Ed Sanders and Tuli Kupferberg photographed by Richard Avedon in 1967
The Fugs consisted of three members: Tuli Kupferberg, native New Yorker and “one of the leading Anarchist theorists of our time,” Ken Weaver, humorist and poet, and Ed Sanders, fellow poet and leader of the group. Their inspiration was irreproachable. Their performance was parodic. There were musicians, there were noisemakers, and then there were The Fugs. “From now on nothing holds us back, cacophony forever”, crowed Ed Sanders during a 1964 recording session. The form suited the subject. Nothing is Kupferberg’s inspired paraphrase of a Yiddish potato folk song into a supreme ode to negativity:

Monday nothing, Tuesday nothing
Wednesday and Thursday nothing
Friday for a change a little more nothing
Saturday once more nothing

Sunday nothing, Monday nothing
Tuesday and Wednesday nothing
Thursday for a change a little more nothing
Friday once more nothing

Montik gar nicht dinstik gar nicht
Mitvokh und donershtik gar nicht
Fraytik in a noveneh a gar nicht kuggele
Shabes vayter garnicht

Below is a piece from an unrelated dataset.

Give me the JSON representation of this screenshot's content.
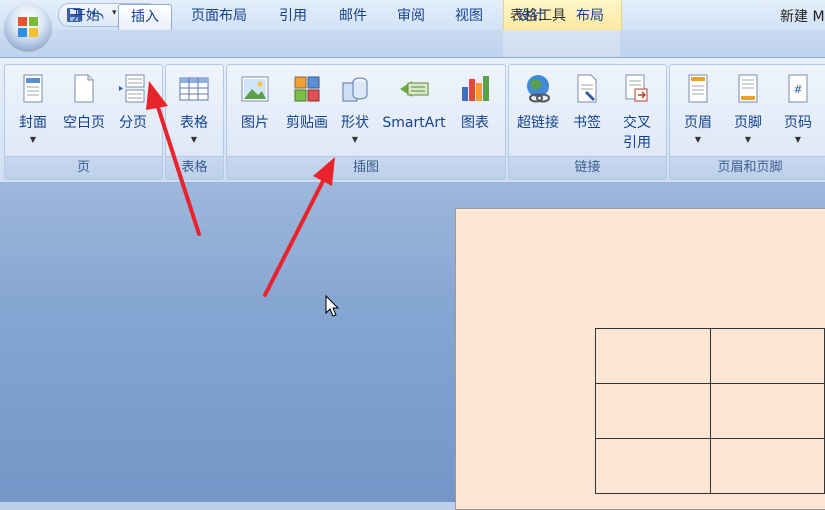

Lunes nada martes nada
Miércoles jueves nada
Viernes por cambio poco mas nada
Sábado otra más nada

January nothing, February nothing
March and April nothing
May and June a lot more nothing
Ju-u-ly nothing

29 nothing
32 nothing
39, 45 nothing
1965 a whole lot of nothing
1966 nothing

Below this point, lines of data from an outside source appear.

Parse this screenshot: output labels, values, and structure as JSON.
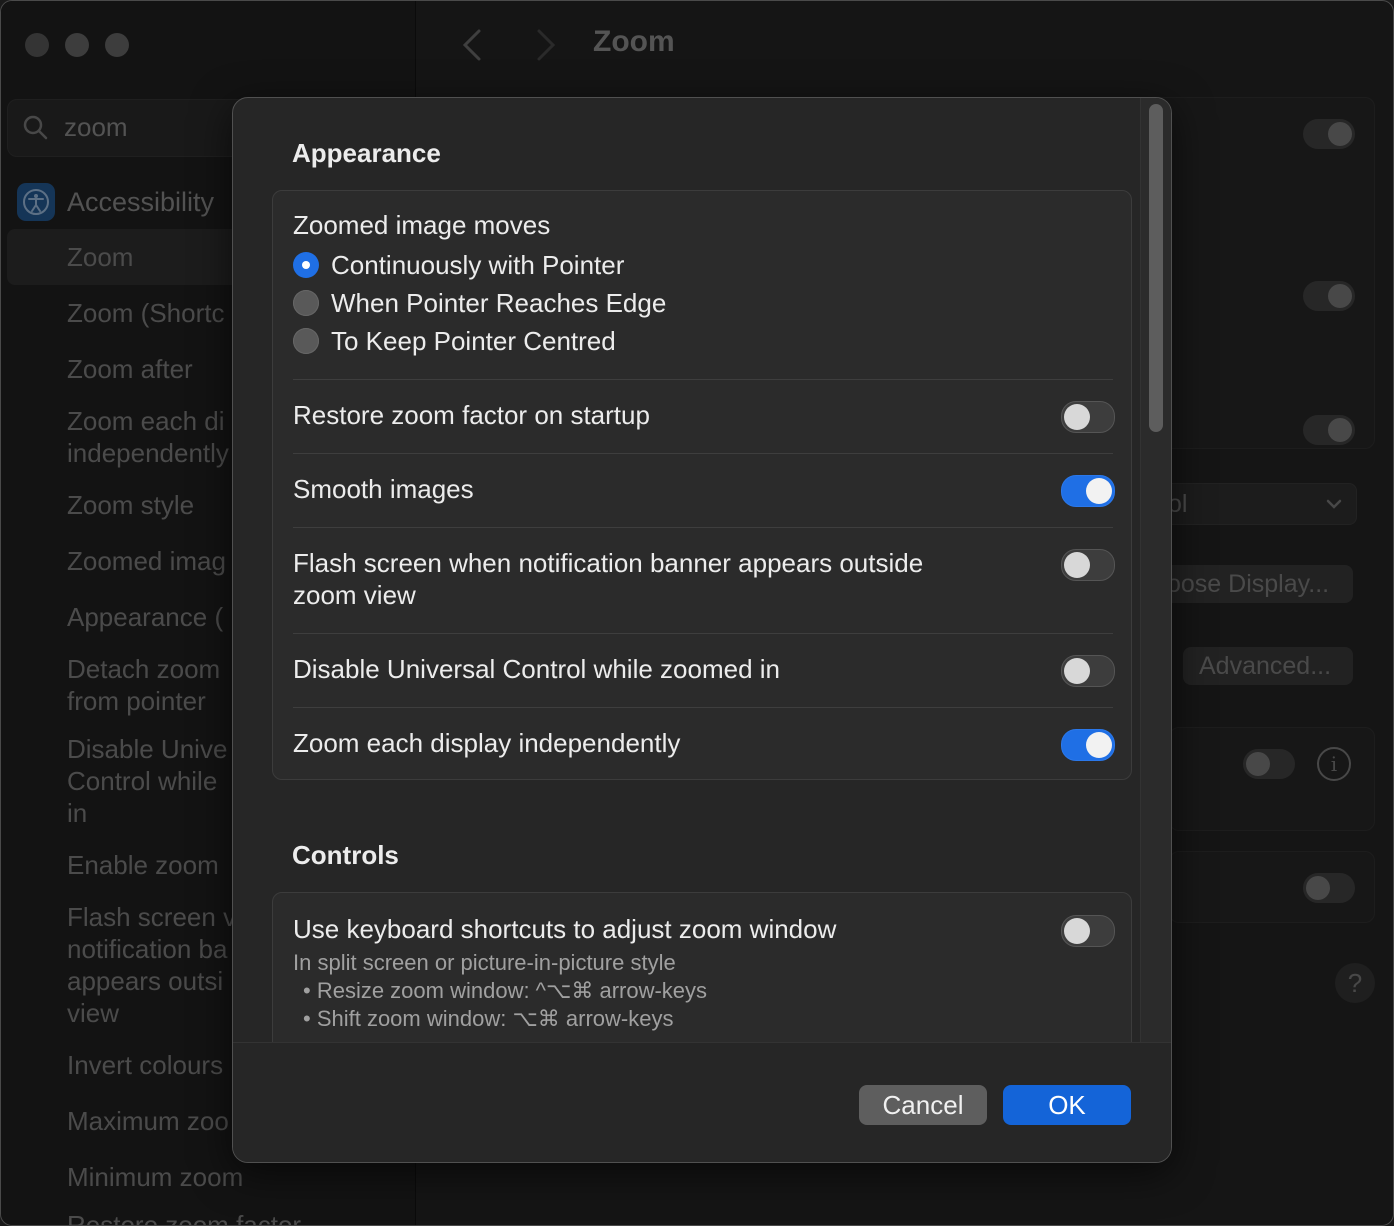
{
  "window": {
    "title": "Zoom"
  },
  "search": {
    "value": "zoom"
  },
  "sidebar": {
    "parent_label": "Accessibility",
    "items": [
      {
        "label": "Zoom"
      },
      {
        "label": "Zoom (Shortc"
      },
      {
        "label": "Zoom after"
      },
      {
        "label": "Zoom each di"
      },
      {
        "label": "independently"
      },
      {
        "label": "Zoom style"
      },
      {
        "label": "Zoomed imag"
      },
      {
        "label": "Appearance ("
      },
      {
        "label": "Detach zoom"
      },
      {
        "label": "from pointer"
      },
      {
        "label": "Disable Unive"
      },
      {
        "label": "Control while"
      },
      {
        "label": "in"
      },
      {
        "label": "Enable zoom"
      },
      {
        "label": "Flash screen v"
      },
      {
        "label": "notification ba"
      },
      {
        "label": "appears outsi"
      },
      {
        "label": "view"
      },
      {
        "label": "Invert colours"
      },
      {
        "label": "Maximum zoo"
      },
      {
        "label": "Minimum zoom"
      },
      {
        "label": "Restore zoom factor"
      }
    ]
  },
  "background": {
    "dropdown_fragment": "ol",
    "choose_display_label": "oose Display...",
    "advanced_label": "Advanced...",
    "help_label": "?",
    "info_label": "i"
  },
  "sheet": {
    "appearance": {
      "title": "Appearance",
      "zoomed_image_moves_label": "Zoomed image moves",
      "radio_options": [
        {
          "label": "Continuously with Pointer",
          "selected": true
        },
        {
          "label": "When Pointer Reaches Edge",
          "selected": false
        },
        {
          "label": "To Keep Pointer Centred",
          "selected": false
        }
      ],
      "restore_zoom": {
        "label": "Restore zoom factor on startup",
        "on": false
      },
      "smooth_images": {
        "label": "Smooth images",
        "on": true
      },
      "flash_screen": {
        "label_line1": "Flash screen when notification banner appears outside",
        "label_line2": "zoom view",
        "on": false
      },
      "disable_universal": {
        "label": "Disable Universal Control while zoomed in",
        "on": false
      },
      "zoom_each_display": {
        "label": "Zoom each display independently",
        "on": true
      }
    },
    "controls": {
      "title": "Controls",
      "keyboard_shortcuts": {
        "label": "Use keyboard shortcuts to adjust zoom window",
        "on": false,
        "description": "In split screen or picture-in-picture style",
        "bullets": [
          "• Resize zoom window: ^⌥⌘ arrow-keys",
          "• Shift zoom window: ⌥⌘ arrow-keys"
        ]
      }
    },
    "buttons": {
      "cancel": "Cancel",
      "ok": "OK"
    }
  }
}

Reading nothing, writing nothing
Even arithmetic nothing
Geography, philosophy, history nothing
Social Anthropology nothing

Oh, Village Voice nothing, New Yorker nothing
Sing Out and Folkways nothing
Harry Smith and Allen Ginsberg
Nothing nothing nothing

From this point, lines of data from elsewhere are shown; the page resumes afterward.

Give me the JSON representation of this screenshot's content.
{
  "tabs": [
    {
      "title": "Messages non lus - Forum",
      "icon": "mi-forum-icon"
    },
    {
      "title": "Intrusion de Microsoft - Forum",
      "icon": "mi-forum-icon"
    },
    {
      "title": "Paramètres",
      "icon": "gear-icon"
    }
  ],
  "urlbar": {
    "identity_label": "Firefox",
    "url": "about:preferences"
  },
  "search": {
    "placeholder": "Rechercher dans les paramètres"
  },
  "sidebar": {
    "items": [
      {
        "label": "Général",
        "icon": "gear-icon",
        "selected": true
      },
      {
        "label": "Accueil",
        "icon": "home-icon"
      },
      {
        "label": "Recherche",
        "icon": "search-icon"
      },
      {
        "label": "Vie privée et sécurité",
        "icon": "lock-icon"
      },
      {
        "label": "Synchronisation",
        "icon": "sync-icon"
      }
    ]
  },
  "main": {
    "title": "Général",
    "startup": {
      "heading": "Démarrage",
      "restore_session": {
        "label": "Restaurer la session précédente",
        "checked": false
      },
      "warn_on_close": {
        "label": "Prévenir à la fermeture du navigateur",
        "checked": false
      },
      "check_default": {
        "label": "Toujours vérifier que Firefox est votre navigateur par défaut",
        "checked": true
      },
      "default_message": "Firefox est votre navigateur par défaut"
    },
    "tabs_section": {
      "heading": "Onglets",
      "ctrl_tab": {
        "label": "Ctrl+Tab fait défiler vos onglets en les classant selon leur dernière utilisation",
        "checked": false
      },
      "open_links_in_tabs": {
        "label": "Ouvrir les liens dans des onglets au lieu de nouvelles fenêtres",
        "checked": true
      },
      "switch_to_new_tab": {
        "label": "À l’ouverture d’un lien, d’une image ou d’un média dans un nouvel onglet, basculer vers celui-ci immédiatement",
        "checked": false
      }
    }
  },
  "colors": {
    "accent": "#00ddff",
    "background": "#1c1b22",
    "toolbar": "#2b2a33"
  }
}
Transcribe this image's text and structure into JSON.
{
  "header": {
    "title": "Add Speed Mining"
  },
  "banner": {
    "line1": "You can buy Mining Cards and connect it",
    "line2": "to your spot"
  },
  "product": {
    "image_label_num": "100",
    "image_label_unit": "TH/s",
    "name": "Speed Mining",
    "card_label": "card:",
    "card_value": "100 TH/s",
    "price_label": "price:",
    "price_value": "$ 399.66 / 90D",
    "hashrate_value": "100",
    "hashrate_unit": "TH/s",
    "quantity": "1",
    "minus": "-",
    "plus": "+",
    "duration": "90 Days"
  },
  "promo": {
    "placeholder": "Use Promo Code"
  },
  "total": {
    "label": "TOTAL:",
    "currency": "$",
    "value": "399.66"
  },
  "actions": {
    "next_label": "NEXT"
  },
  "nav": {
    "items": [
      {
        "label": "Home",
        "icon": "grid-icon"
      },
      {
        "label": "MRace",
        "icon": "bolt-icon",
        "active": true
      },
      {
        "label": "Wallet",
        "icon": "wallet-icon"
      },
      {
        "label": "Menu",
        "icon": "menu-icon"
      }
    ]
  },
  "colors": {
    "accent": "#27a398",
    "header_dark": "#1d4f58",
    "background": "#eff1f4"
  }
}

Poetry nothing
Music nothing
Painting and dancing nothing
The world’s great books a great set of nothing
Arty and farty nothing.

Fucking nothing, sucking nothing
Flesh and sex nothing
Church and Times Square all a lot of nothing
Nothing nothing nothing

Stevenson nothing, Humphrey nothing
Averell Harriman nothing
John Stewart Mill nihil nihil
Franklin Delano nothing

Karlos Marx nothing, Engels nothing
Bakunin, Kropotkin nyothing
Leon Trotsky lots of nothing
Stalin less than nothing

Nothing nothing nothing nothing
The whole scene’s a whole lot of nothing
Nothing lots and lots of nothing
Nothing nothing nothing nothing NOTHING NOTHING NOTHING

Nothing nothing nothing NOTHING nothing
Lots of it

Nothing nothing nothing nothing nothing
Not a Goddam thing.

Here’s wishing Tuli Kupferberg a whole lot of Nothing.

Tuli Kupferberg and Ed Sanders photographed by Bob Gruen in 2003

prevailing through contempt I

Albert Camus was born on 7 November 1913, in a family of French settlers in Algiers. In his youth, he played soccer and studied philosophy. He realized his maturity in popular essays that treated disturbing themes in a soothing fashion. He wrote about resisting suicide and living in insensibility. He engaged the demons of personal and social negativity, ranging from debilitating guilt to random terror. He endorsed personal rebellion as the pathway to solidarity in the face of absurd existence. Camus stood on the left, apart from all parties. He published clandestine polemics in the French Resistance and disassociated himself from the Communist Party after the Soviets suppressed the Hungarian rebellion. He declared himself against the capital punishment and declined to declare himself against colonialism, refusing to take sides in the Algerian revolt. His novels and plays rehearsed and amplified his concerns. They became wildly popular in France and abroad. The Nobel Prize consecrated his ambivalent reputation. His writing earned popular acclaim and supercilious condescension. He was killed on January 4th, 1960, when his friend Michel Gallimard spun out of control his Facel Vega, advertised as the fastest four-seat coupé in the world, its refined French chassis overwhelmed by a brutish American engine. The car veered off a country road and rammed into a tree. Camus was the only casualty of this accident. He was 46 years old. Ever since, his stature has grown, even as his critics declined into odium and hysteria.

Continue reading prevailing through contempt I